These are stories demanding to be read again. There were moments reading these stories when the prose slipped over the page like a double layer of velum. It wouldn't be fair to call Salter's prose arduous, his project is more satisfying than that, rather, while reading I often had the experience of losing my engagement - my eyes scanned over the words while my mind wandered and when I "awoke" I had to go back and find the sentence where I derailed in order to start again.

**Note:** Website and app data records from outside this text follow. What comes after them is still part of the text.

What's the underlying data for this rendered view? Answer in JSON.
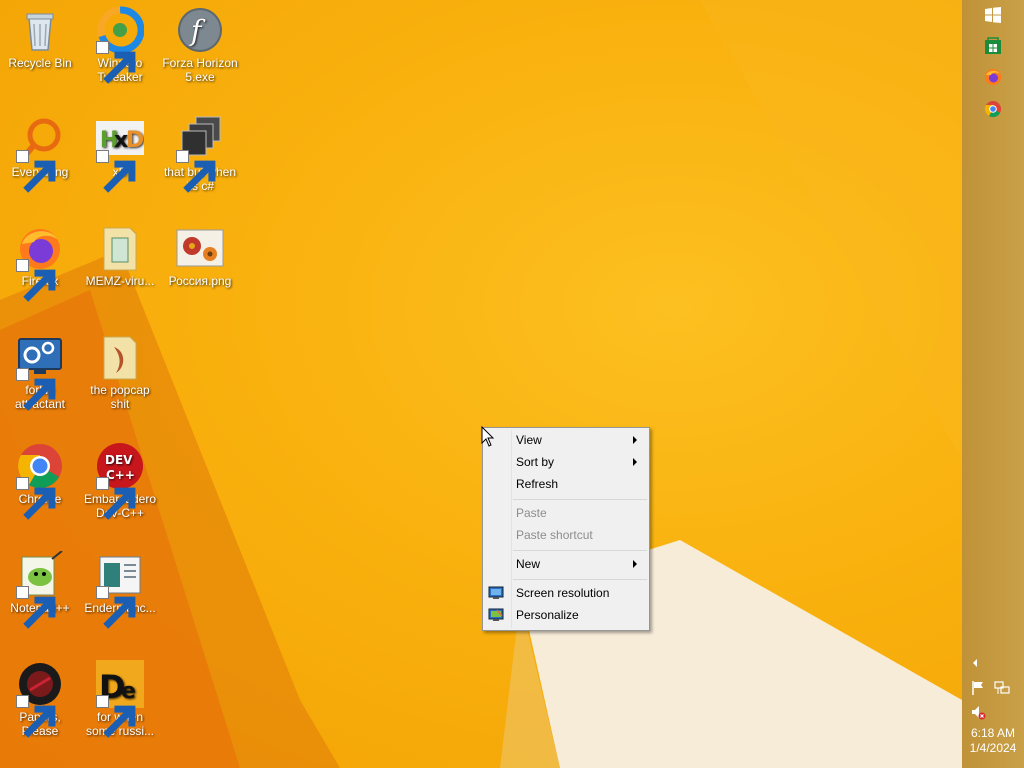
{
  "desktop": {
    "icons": [
      {
        "label": "Recycle Bin",
        "icon": "recycle-bin-icon"
      },
      {
        "label": "Winaero Tweaker",
        "icon": "winaero-tweaker-icon"
      },
      {
        "label": "Forza Horizon 5.exe",
        "icon": "flash-player-icon"
      },
      {
        "label": "Everything",
        "icon": "everything-search-icon"
      },
      {
        "label": "xD",
        "icon": "hxd-icon"
      },
      {
        "label": "that but when its c#",
        "icon": "stacked-windows-icon"
      },
      {
        "label": "Firefox",
        "icon": "firefox-icon"
      },
      {
        "label": "MEMZ-viru...",
        "icon": "folder-icon"
      },
      {
        "label": "Россия.png",
        "icon": "image-file-icon"
      },
      {
        "label": "forkie attractant",
        "icon": "settings-monitor-icon"
      },
      {
        "label": "the popcap shit",
        "icon": "folder-icon"
      },
      {
        "label": "Chrome",
        "icon": "chrome-icon"
      },
      {
        "label": "Embarcadero Dev-C++",
        "icon": "dev-cpp-icon"
      },
      {
        "label": "Notepad++",
        "icon": "notepad-plus-plus-icon"
      },
      {
        "label": "Endermanc...",
        "icon": "document-window-icon"
      },
      {
        "label": "Papers, Please",
        "icon": "papers-please-icon"
      },
      {
        "label": "for when some russi...",
        "icon": "de-icon"
      }
    ]
  },
  "context_menu": {
    "items": {
      "view": "View",
      "sort_by": "Sort by",
      "refresh": "Refresh",
      "paste": "Paste",
      "paste_shortcut": "Paste shortcut",
      "new": "New",
      "screen_resolution": "Screen resolution",
      "personalize": "Personalize"
    }
  },
  "taskbar": {
    "pinned": [
      "windows-start-icon",
      "store-icon",
      "firefox-icon",
      "chrome-icon"
    ],
    "tray": [
      "show-hidden-icons-chevron",
      "action-center-flag-icon",
      "network-icon",
      "volume-muted-icon"
    ],
    "time": "6:18 AM",
    "date": "1/4/2024"
  },
  "colors": {
    "wallpaper": "#f9b10e",
    "taskbar": "#c49a3c",
    "menu_bg": "#f0f0f0"
  }
}
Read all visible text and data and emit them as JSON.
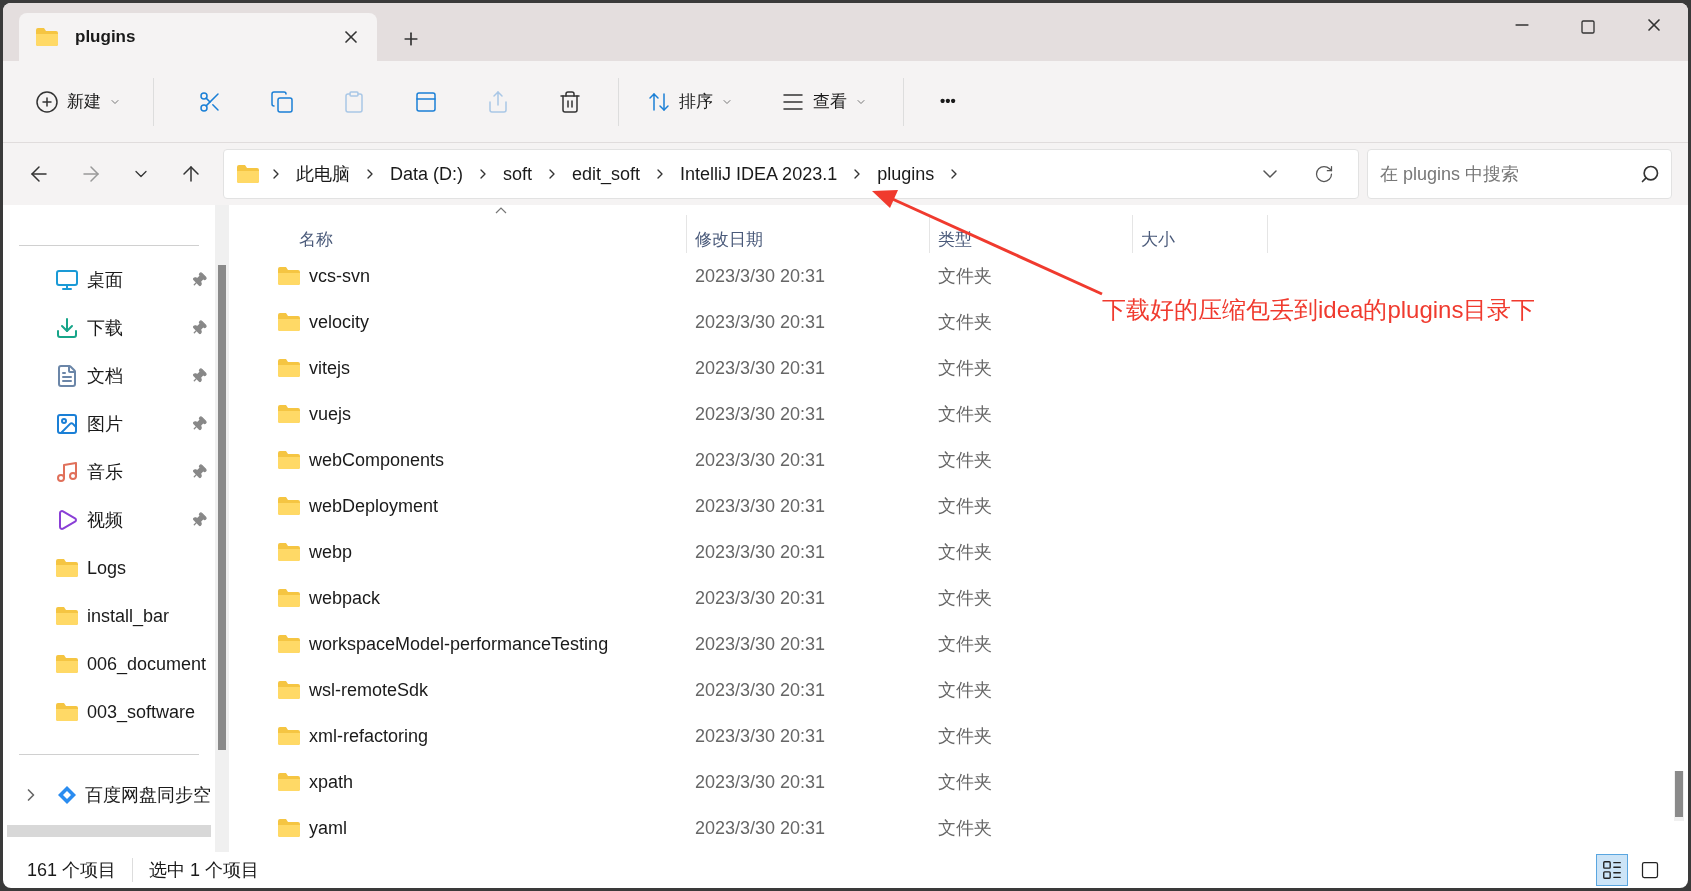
{
  "tabs": [
    {
      "label": "plugins",
      "selected": true
    }
  ],
  "toolbar": {
    "new_label": "新建",
    "sort_label": "排序",
    "view_label": "查看",
    "more_label": "•••"
  },
  "address": {
    "crumbs": [
      "此电脑",
      "Data (D:)",
      "soft",
      "edit_soft",
      "IntelliJ IDEA 2023.1",
      "plugins"
    ]
  },
  "search": {
    "placeholder": "在 plugins 中搜索"
  },
  "sidebar": {
    "items": [
      {
        "label": "桌面",
        "kind": "desktop",
        "pinned": true
      },
      {
        "label": "下载",
        "kind": "download",
        "pinned": true
      },
      {
        "label": "文档",
        "kind": "document",
        "pinned": true
      },
      {
        "label": "图片",
        "kind": "pictures",
        "pinned": true
      },
      {
        "label": "音乐",
        "kind": "music",
        "pinned": true
      },
      {
        "label": "视频",
        "kind": "video",
        "pinned": true
      },
      {
        "label": "Logs",
        "kind": "folder",
        "pinned": false
      },
      {
        "label": "install_bar",
        "kind": "folder",
        "pinned": false
      },
      {
        "label": "006_document",
        "kind": "folder",
        "pinned": false
      },
      {
        "label": "003_software",
        "kind": "folder",
        "pinned": false
      }
    ],
    "cloud": {
      "label": "百度网盘同步空",
      "expanded": false
    }
  },
  "table": {
    "columns": [
      "名称",
      "修改日期",
      "类型",
      "大小"
    ],
    "rows": [
      {
        "name": "vcs-svn",
        "date": "2023/3/30 20:31",
        "type": "文件夹"
      },
      {
        "name": "velocity",
        "date": "2023/3/30 20:31",
        "type": "文件夹"
      },
      {
        "name": "vitejs",
        "date": "2023/3/30 20:31",
        "type": "文件夹"
      },
      {
        "name": "vuejs",
        "date": "2023/3/30 20:31",
        "type": "文件夹"
      },
      {
        "name": "webComponents",
        "date": "2023/3/30 20:31",
        "type": "文件夹"
      },
      {
        "name": "webDeployment",
        "date": "2023/3/30 20:31",
        "type": "文件夹"
      },
      {
        "name": "webp",
        "date": "2023/3/30 20:31",
        "type": "文件夹"
      },
      {
        "name": "webpack",
        "date": "2023/3/30 20:31",
        "type": "文件夹"
      },
      {
        "name": "workspaceModel-performanceTesting",
        "date": "2023/3/30 20:31",
        "type": "文件夹"
      },
      {
        "name": "wsl-remoteSdk",
        "date": "2023/3/30 20:31",
        "type": "文件夹"
      },
      {
        "name": "xml-refactoring",
        "date": "2023/3/30 20:31",
        "type": "文件夹"
      },
      {
        "name": "xpath",
        "date": "2023/3/30 20:31",
        "type": "文件夹"
      },
      {
        "name": "yaml",
        "date": "2023/3/30 20:31",
        "type": "文件夹"
      }
    ]
  },
  "annotation": {
    "text": "下载好的压缩包丢到idea的plugins目录下"
  },
  "status_bar": {
    "count": "161 个项目",
    "selection": "选中 1 个项目"
  }
}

These books all have the flickering hyper-vividness of cinema, the atmospherics, the jump-cut acuity, and that swift, skimming telegraphic emotion that gives a sense of immense depth to surfaces. Especially relevant is when Gourevitch notes: These books all have the flickering hyper-vividness of cinema, the atmospherics, the jump-cut acuity, and that swift, skimming telegraphic emotion that gives a sense of immense depth to surfaces." Im currently reading a collection of Salters letters and was surprised to discover that his involvement with the film business was deeper than I first believed. In his short stories the language is spare, elegant but capable of such depth.

His descriptions of environments are at times random, reminiscent of a camera's eye.For me, Slater is a writer I will read and reread.

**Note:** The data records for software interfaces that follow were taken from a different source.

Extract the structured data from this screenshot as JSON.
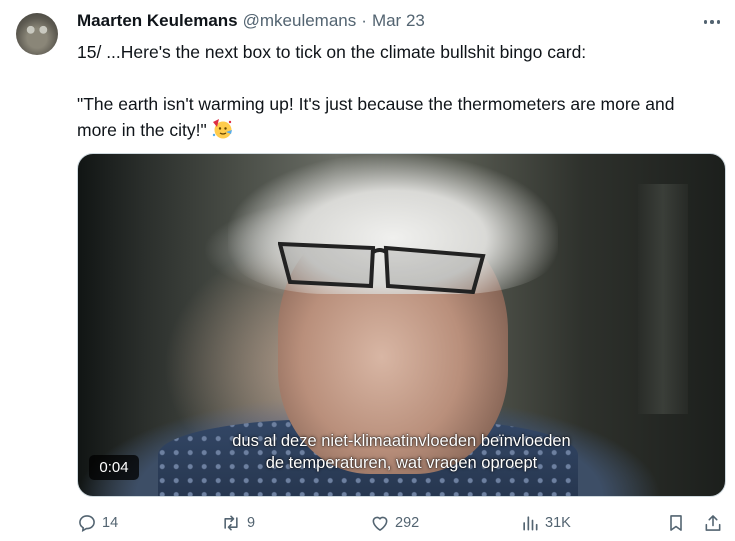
{
  "author": {
    "name": "Maarten Keulemans",
    "handle": "@mkeulemans",
    "separator": "·",
    "date": "Mar 23"
  },
  "tweet": {
    "line1": "15/ ...Here's the next box to tick on the climate bullshit bingo card:",
    "line2": "\"The earth isn't warming up! It's just because the thermometers are more and more in the city!\"",
    "emoji": "partying-face"
  },
  "video": {
    "subtitle_line1": "dus al deze niet-klimaatinvloeden beïnvloeden",
    "subtitle_line2": "de temperaturen, wat vragen oproept",
    "timestamp": "0:04"
  },
  "actions": {
    "replies": "14",
    "reposts": "9",
    "likes": "292",
    "views": "31K"
  },
  "colors": {
    "text": "#0f1419",
    "secondary": "#536471"
  }
}
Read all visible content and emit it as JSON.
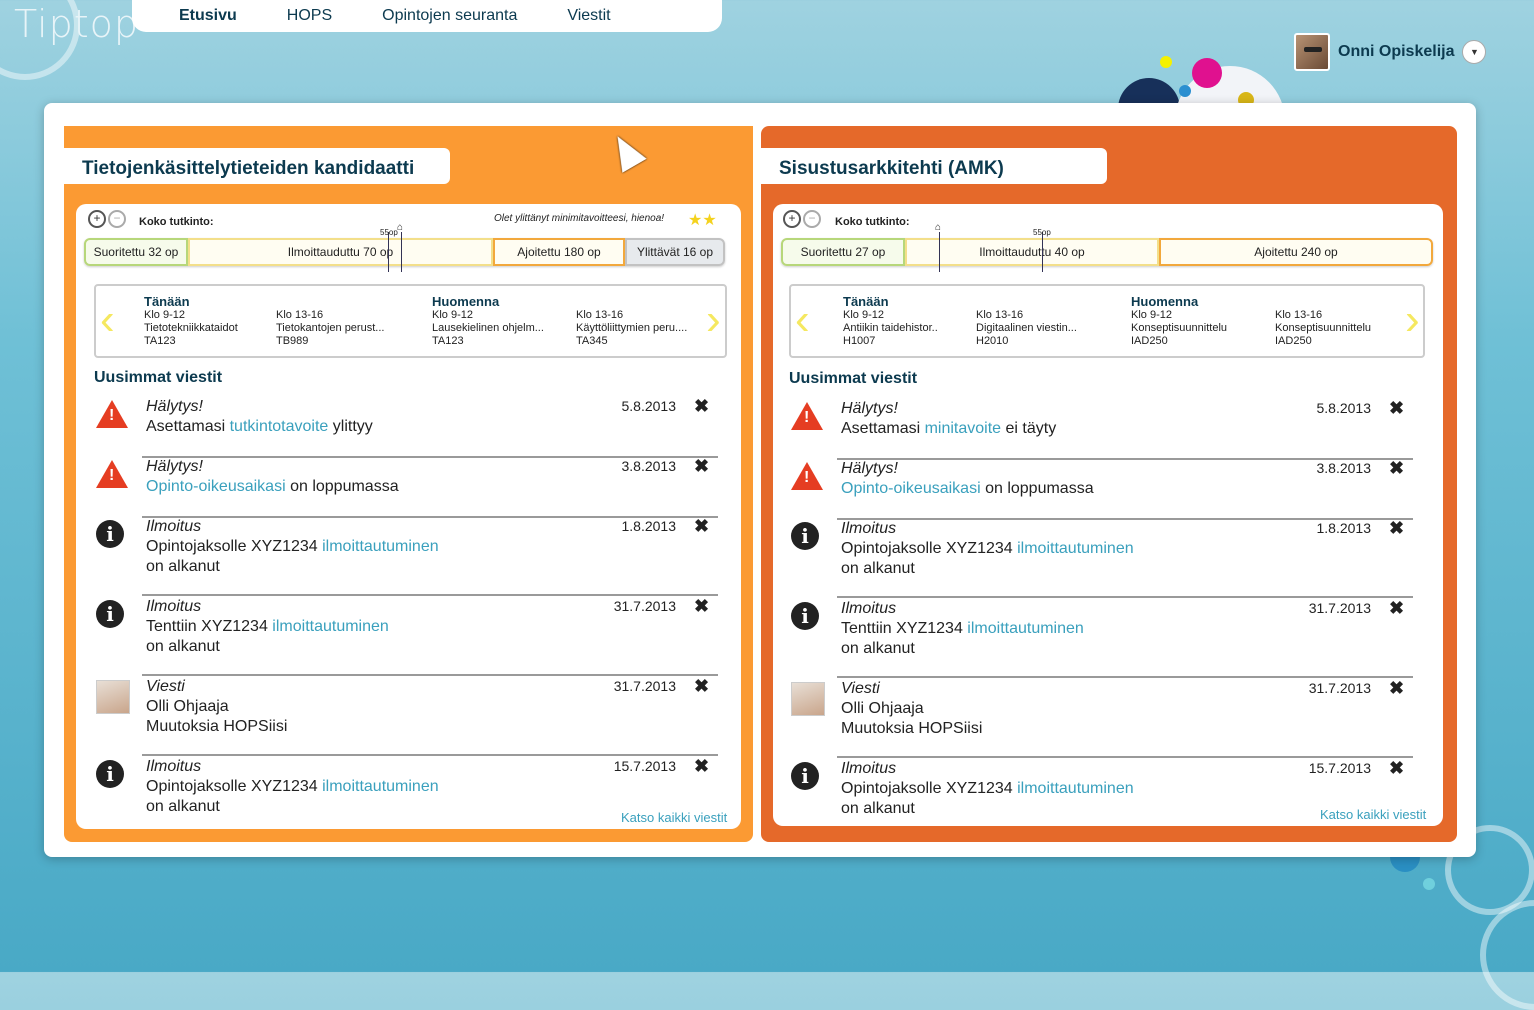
{
  "app": {
    "logo": "Tiptop"
  },
  "nav": {
    "items": [
      "Etusivu",
      "HOPS",
      "Opintojen seuranta",
      "Viestit"
    ]
  },
  "user": {
    "name": "Onni Opiskelija"
  },
  "left": {
    "title": "Tietojenkäsittelytieteiden kandidaatti",
    "koko": "Koko tutkinto:",
    "note": "Olet ylittänyt minimitavoitteesi, hienoa!",
    "bar": {
      "segments": [
        "Suoritettu 32 op",
        "Ilmoittauduttu 70 op",
        "Ajoitettu 180 op",
        "Ylittävät 16 op"
      ],
      "marker_label": "55op"
    },
    "schedule": {
      "today": "Tänään",
      "tomorrow": "Huomenna",
      "slots": [
        {
          "time": "Klo 9-12",
          "course": "Tietotekniikkataidot",
          "code": "TA123"
        },
        {
          "time": "Klo 13-16",
          "course": "Tietokantojen perust...",
          "code": "TB989"
        },
        {
          "time": "Klo 9-12",
          "course": "Lausekielinen ohjelm...",
          "code": "TA123"
        },
        {
          "time": "Klo 13-16",
          "course": "Käyttöliittymien peru....",
          "code": "TA345"
        }
      ]
    },
    "messages_title": "Uusimmat viestit",
    "messages": [
      {
        "type": "Hälytys!",
        "date": "5.8.2013",
        "l1a": "Asettamasi ",
        "l1b": "tutkintotavoite",
        "l1c": " ylittyy",
        "l2": ""
      },
      {
        "type": "Hälytys!",
        "date": "3.8.2013",
        "l1a": "",
        "l1b": "Opinto-oikeusaikasi",
        "l1c": " on loppumassa",
        "l2": ""
      },
      {
        "type": "Ilmoitus",
        "date": "1.8.2013",
        "l1a": "Opintojaksolle XYZ1234 ",
        "l1b": "ilmoittautuminen",
        "l1c": "",
        "l2": "on alkanut"
      },
      {
        "type": "Ilmoitus",
        "date": "31.7.2013",
        "l1a": "Tenttiin XYZ1234 ",
        "l1b": "ilmoittautuminen",
        "l1c": "",
        "l2": "on alkanut"
      },
      {
        "type": "Viesti",
        "date": "31.7.2013",
        "l1a": "Olli Ohjaaja",
        "l1b": "",
        "l1c": "",
        "l2": "Muutoksia HOPSiisi"
      },
      {
        "type": "Ilmoitus",
        "date": "15.7.2013",
        "l1a": "Opintojaksolle XYZ1234 ",
        "l1b": "ilmoittautuminen",
        "l1c": "",
        "l2": "on alkanut"
      }
    ],
    "see_all": "Katso kaikki viestit"
  },
  "right": {
    "title": "Sisustusarkkitehti (AMK)",
    "koko": "Koko tutkinto:",
    "bar": {
      "segments": [
        "Suoritettu 27 op",
        "Ilmoittauduttu 40 op",
        "Ajoitettu 240 op"
      ],
      "marker_label": "55op"
    },
    "schedule": {
      "today": "Tänään",
      "tomorrow": "Huomenna",
      "slots": [
        {
          "time": "Klo 9-12",
          "course": "Antiikin taidehistor..",
          "code": "H1007"
        },
        {
          "time": "Klo 13-16",
          "course": "Digitaalinen viestin...",
          "code": "H2010"
        },
        {
          "time": "Klo 9-12",
          "course": "Konseptisuunnittelu",
          "code": "IAD250"
        },
        {
          "time": "Klo 13-16",
          "course": "Konseptisuunnittelu",
          "code": "IAD250"
        }
      ]
    },
    "messages_title": "Uusimmat viestit",
    "messages": [
      {
        "type": "Hälytys!",
        "date": "5.8.2013",
        "l1a": "Asettamasi ",
        "l1b": "minitavoite",
        "l1c": " ei täyty",
        "l2": ""
      },
      {
        "type": "Hälytys!",
        "date": "3.8.2013",
        "l1a": "",
        "l1b": "Opinto-oikeusaikasi",
        "l1c": " on loppumassa",
        "l2": ""
      },
      {
        "type": "Ilmoitus",
        "date": "1.8.2013",
        "l1a": "Opintojaksolle XYZ1234 ",
        "l1b": "ilmoittautuminen",
        "l1c": "",
        "l2": "on alkanut"
      },
      {
        "type": "Ilmoitus",
        "date": "31.7.2013",
        "l1a": "Tenttiin XYZ1234 ",
        "l1b": "ilmoittautuminen",
        "l1c": "",
        "l2": "on alkanut"
      },
      {
        "type": "Viesti",
        "date": "31.7.2013",
        "l1a": "Olli Ohjaaja",
        "l1b": "",
        "l1c": "",
        "l2": "Muutoksia HOPSiisi"
      },
      {
        "type": "Ilmoitus",
        "date": "15.7.2013",
        "l1a": "Opintojaksolle XYZ1234 ",
        "l1b": "ilmoittautuminen",
        "l1c": "",
        "l2": "on alkanut"
      }
    ],
    "see_all": "Katso kaikki viestit"
  },
  "colors": {
    "left_card": "#fb9a33",
    "right_card": "#e5692a",
    "link": "#3aa0bd",
    "warning": "#e53d22"
  }
}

A collection of short stories by the master of spare, beautiful prose. All in all, reading Salter's work the reader will experience life dissolving events, disillusionment, desperation, the sheer ordinariness of life.

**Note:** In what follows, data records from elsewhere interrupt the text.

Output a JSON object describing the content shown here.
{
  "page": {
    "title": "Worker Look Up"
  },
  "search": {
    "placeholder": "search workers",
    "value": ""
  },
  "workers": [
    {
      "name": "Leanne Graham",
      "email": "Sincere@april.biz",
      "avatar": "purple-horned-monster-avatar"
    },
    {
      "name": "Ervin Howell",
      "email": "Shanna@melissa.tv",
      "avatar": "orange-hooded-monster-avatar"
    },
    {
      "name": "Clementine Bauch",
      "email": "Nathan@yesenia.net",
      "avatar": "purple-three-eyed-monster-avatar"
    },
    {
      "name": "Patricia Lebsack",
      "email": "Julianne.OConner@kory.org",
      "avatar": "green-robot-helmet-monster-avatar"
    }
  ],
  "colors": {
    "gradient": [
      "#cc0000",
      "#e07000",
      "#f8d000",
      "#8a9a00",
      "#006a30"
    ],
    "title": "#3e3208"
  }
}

Although I can see, intellectually, that James Salter is a talented writer, these stories failed to touch me emotionally or creatively. Salter is very much a writer of moods - indeed, each of these pieces is like a different slice of atmospheric moodiness, usually melancholy, uncertain, searching for a resolution that never really comes. He is also a writer of complex thoughts, and these are the moments that I liked best in his work. It's there in so many other great American short story writers - yes, Poe, Hawthorne, James, all the classics.

4.5 An excellent collection of short stories several of which I read more than once. Some notes on individual short stories I particularly liked: Am Strande von Tanger - set in Barcelona - a couple sharing an apartment. A friend (hers) a German woman comes over and the three of them go to the beach for the day - so little happens on the surface - yet beneath it everything shifts in the couple's relationship, the woman has completely changed the dynamics of the relationship. It may well join my growing list of favourite ever short stories. A divorced woman lives along in a house on the beach tastefully furnished. The odd-job man comes to call, to check if she needs any repairs done before the winter. Akhnilo might be the best story in the book - very powerful.

The work tends toward a concise moodiness, expressing feelings of loss and the passage of time, looking at loneliness in the midst of material comfort. The life of a manual laborer is surprisingly well depicted in "Dirt." I definitely plan to read some more James Salter, a man who may not have sold a lot of books, but whose name is known to writers everywhere.

While I appreciate Salter's novels a bit better, where he has time and room to stretch out a bit and run, these stories are particularly well-crafted examples of the form.